In the realm of family law and child custody, few principles hold as much significance as the best interest of the child. In Arizona, as in many jurisdictions, determining the child’s best interest is the cornerstone of all legal decisions involving children. This article will provide a comprehensive explanation of how the best interest of the child is defined in Arizona. Delving into the legal framework that supports this concept and the different factors that come into play during custody determinations is a great way to work towards your legal goals.

Arizona’s Legal Framework A.R.S. § 25-403

To understand how the child’s best interest is defined in Arizona, it is important to be familiar with the legal foundation that governs family law and child custody in the state. Arizona’s family law statute provides a strong legal framework. In this case, one of the primary statutes explicitly addressing the child’s best interest is A.R.S. § 25-403.

Arizona courts weigh several crucial considerations for determining a child’s best interest. These factors serve as a comprehensive guide to ensuring the child’s physical, emotional, and developmental needs are met. Here are the 11 outlined factors Arizona law specifically outlines:

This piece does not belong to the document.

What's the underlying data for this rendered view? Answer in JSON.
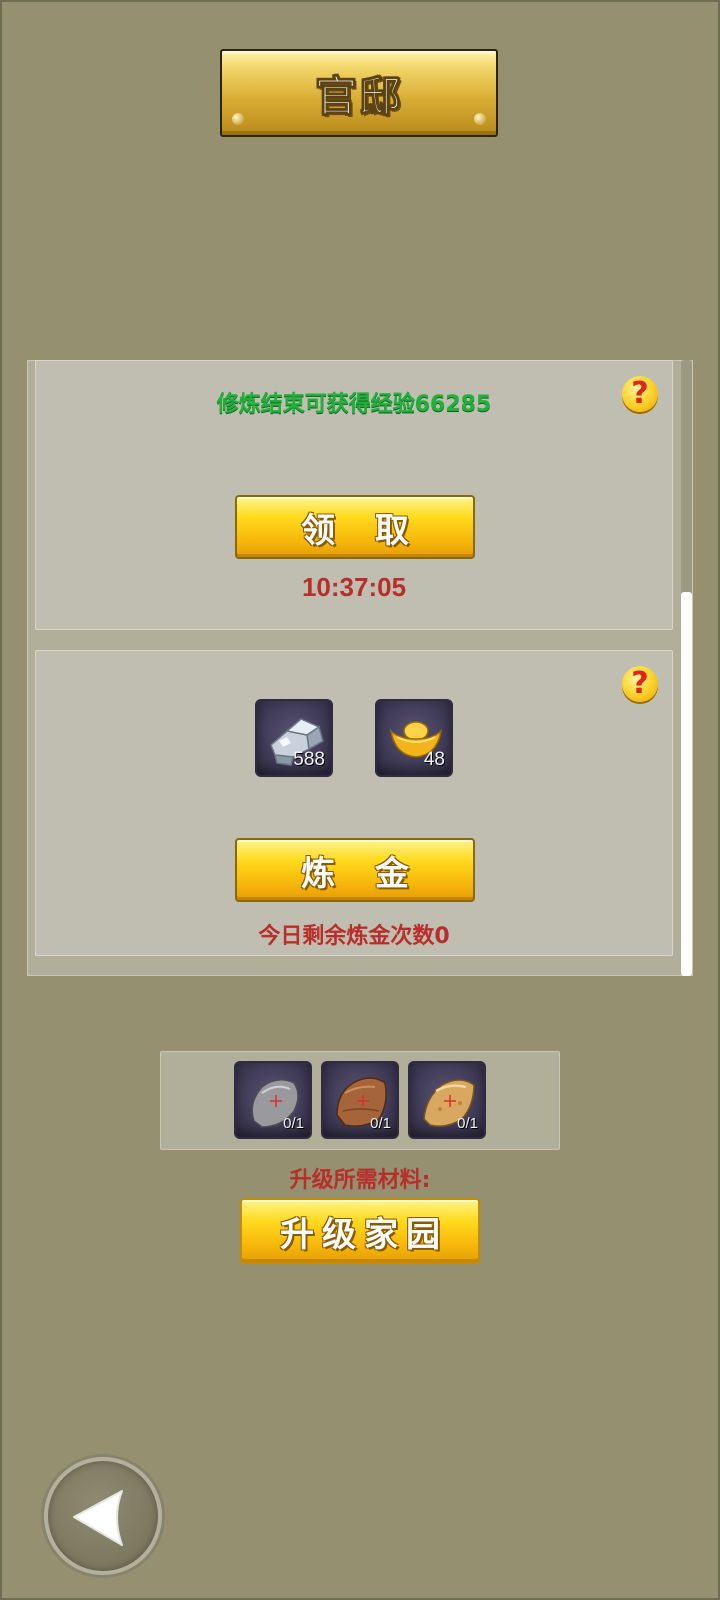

  1. The past, present, and potential future relationship between the parent and the child.
  2. The interaction and interrelationship of the child with the child’s parent or parents, the child’s siblings, and any other person who may significantly affect the child’s best interest.
  3. The child’s adjustment to home, school, and community.
  4. If the child is of suitable age and maturity, the wishes of the child as to legal decision-making and parenting time.
  5. The mental and physical health of all individuals involved.
  6. Which parent is more likely to allow the child frequent, meaningful, and continuing contact with the other parent. This paragraph does not apply if the court determines that a parent is acting in good faith to protect the child from witnessing an act of domestic violence or being a victim of domestic violence or child abuse.
  7. Whether one parent intentionally misled the court to cause an unnecessary delay, to increase the cost of litigation, or to persuade the court to give a legal decision-making or a parenting time preference to that parent.
  8. Whether there has been domestic violence or child abuse pursuant to section 25-403.03.
  9. The nature and extent of coercion or duress used by a parent in obtaining an agreement regarding legal decision-making or parenting time.
  10. Whether a parent has complied with chapter 3, article 5 of this title.
  11. Whether either parent was convicted of an act of false reporting of child abuse or neglect under section 13-2907.02.

How Can an Attorney Help With Your Arizona Child Custody Lawsuit?

Child custody can be a confusing and frustrating process for parents to have to navigate alone. Here are a few ways that consulting with a Phoenix child custody attorney can help:

Understanding Arizona’s legal framework. Being able to explain your jurisdiction’s custody laws, types of custody, visitation rights, or even relocation guidelines can help navigate your case circumstances.

Establish a custody agreement. Negotiating with another parent when drafting a parenting plan is incredibly difficult. They can also attend mediation sessions and, most importantly, work towards a custody plan that prioritizes the best interest of your child.

Presenting your legal case in court. To fairly represent yourself and present a convincing argument, there are a few ways a qualified attorney can prepare. Drafting and finalizing necessary legal documents, cross-examining a witness, and presenting expert testimony are all areas a lawyer should address.

Understanding how the best interest of the child is defined in Arizona is critical when navigating complex custody and parenting matters. Arizona’s legal framework provides a robust structure for courts to make well-informed decisions that prioritize the child’s safety, well-being, and emotional development.